A Miracle of Catfish (Algonquin)
I was in the Annapolis Barnes and Noble when I learned that Larry Brown had died. Perusing the magazine racks, I caught sight of a "Remembering Larry Brown" headline on one of the literary journals. Brown had died of a heart attack at age 53. Tears ran down my cheeks as folks around me sipped frappuccinos and paged through the new issue of O. I never met Brown, but he'd touched me over the years with his novels and short stories. A top-tier Southern writer championed by the likes of our own Madison Smartt Bell, Brown wrote "fiction" that seemed to mock the very word. Sure, the characters and settings were products of a fertile imagination, but his gritty, dazzling, big-hearted books were shot through with great truths. Brown's characters were capable of intense self-reflection and a deep appreciation of the natural world around them, despite listing precariously toward self-destruction. Like in Brown's previous books, the misfits and rogues populating this unfinished novel are beset by disappointment, violence, poverty, and vices of various sorts. They angle for redemption that remains out of reach, in a Southern gothic narrative arcing toward a conclusion that never comes. Instead, Catfish—with the last half dozen chapters unwritten—ends abruptly, hinting at unfulfilled genius. Just like its author's life.
Edited by Charles W. Mitchell
Maryland Voices of the Civil War (Johns Hopkins)
A border state (at least nominally) loyal to the Union, Maryland's role in the Civil War was complex and thorny. Using excerpts from personal correspondence, journals, and newspapers from that period, Mitchell frames the issues (states' rights, slavery, secession) and the state's role in the conflict in both political and personal terms. There's plenty of bravado from the warriors, but Mitchell also does an excellent job including the voices of people who are simply snagged by the war. Rather than being caught up in the fervor of the war, these folks (including some women and children) are ensnared by it. And they make the account fuller, giving it more diversity and range.
Edited by William P. Tandy and Benn Ray

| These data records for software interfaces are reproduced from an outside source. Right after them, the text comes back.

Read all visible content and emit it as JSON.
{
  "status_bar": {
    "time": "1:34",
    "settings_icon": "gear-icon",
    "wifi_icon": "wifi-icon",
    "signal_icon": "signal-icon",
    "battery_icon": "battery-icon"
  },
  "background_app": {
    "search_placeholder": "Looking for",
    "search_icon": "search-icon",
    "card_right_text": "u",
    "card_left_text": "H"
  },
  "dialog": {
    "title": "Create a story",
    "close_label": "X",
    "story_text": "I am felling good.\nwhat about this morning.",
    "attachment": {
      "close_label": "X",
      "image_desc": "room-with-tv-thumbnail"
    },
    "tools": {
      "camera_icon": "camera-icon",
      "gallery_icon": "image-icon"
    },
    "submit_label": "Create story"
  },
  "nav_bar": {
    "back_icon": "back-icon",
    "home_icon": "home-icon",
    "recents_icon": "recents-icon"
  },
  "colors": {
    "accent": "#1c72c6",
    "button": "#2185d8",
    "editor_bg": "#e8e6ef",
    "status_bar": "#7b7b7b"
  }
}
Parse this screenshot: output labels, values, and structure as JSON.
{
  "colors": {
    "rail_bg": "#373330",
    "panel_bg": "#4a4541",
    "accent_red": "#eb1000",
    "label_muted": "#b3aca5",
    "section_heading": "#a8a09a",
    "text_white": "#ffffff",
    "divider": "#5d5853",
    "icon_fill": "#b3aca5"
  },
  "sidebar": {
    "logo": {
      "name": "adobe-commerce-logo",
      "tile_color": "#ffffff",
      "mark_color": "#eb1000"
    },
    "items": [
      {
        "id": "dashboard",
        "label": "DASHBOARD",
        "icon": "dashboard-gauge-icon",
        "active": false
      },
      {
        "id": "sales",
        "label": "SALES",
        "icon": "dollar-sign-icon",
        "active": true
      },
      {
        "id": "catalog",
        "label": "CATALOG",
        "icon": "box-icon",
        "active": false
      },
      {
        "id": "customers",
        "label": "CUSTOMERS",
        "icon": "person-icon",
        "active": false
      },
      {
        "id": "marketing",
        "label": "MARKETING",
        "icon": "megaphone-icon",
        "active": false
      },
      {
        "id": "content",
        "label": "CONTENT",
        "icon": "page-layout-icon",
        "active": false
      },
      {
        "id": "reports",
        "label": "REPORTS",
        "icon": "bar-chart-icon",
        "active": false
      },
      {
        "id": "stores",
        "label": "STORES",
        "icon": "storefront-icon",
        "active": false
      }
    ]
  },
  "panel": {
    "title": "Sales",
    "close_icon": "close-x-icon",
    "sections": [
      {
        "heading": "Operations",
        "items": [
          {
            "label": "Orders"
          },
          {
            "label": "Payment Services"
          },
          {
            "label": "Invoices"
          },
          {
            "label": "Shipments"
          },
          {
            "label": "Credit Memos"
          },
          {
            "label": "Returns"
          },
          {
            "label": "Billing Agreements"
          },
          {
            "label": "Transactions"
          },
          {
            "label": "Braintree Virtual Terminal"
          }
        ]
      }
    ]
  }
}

Criminally Yours (Eight-Stone)
A collaboration between the Smile, Hon, You're
in Baltimore! and The Mobtown Shank zines (the latter an e-zine), this tiny gem collects local crime stories submitted mainly by readers of both publications. The results are, by turns, harrowing and hilarious—slices of urban life that, most likely, never made the papers but made for a good tale on a barstool. My favorite involves a Hampden woman who sees a kid steal a Walkman from a car. She knew the kid and later called him and told him to "put it back." You'll have to read the zine to find out what happens, but like a number of these stories, it speaks to the small town feeling that still exists in parts of the city.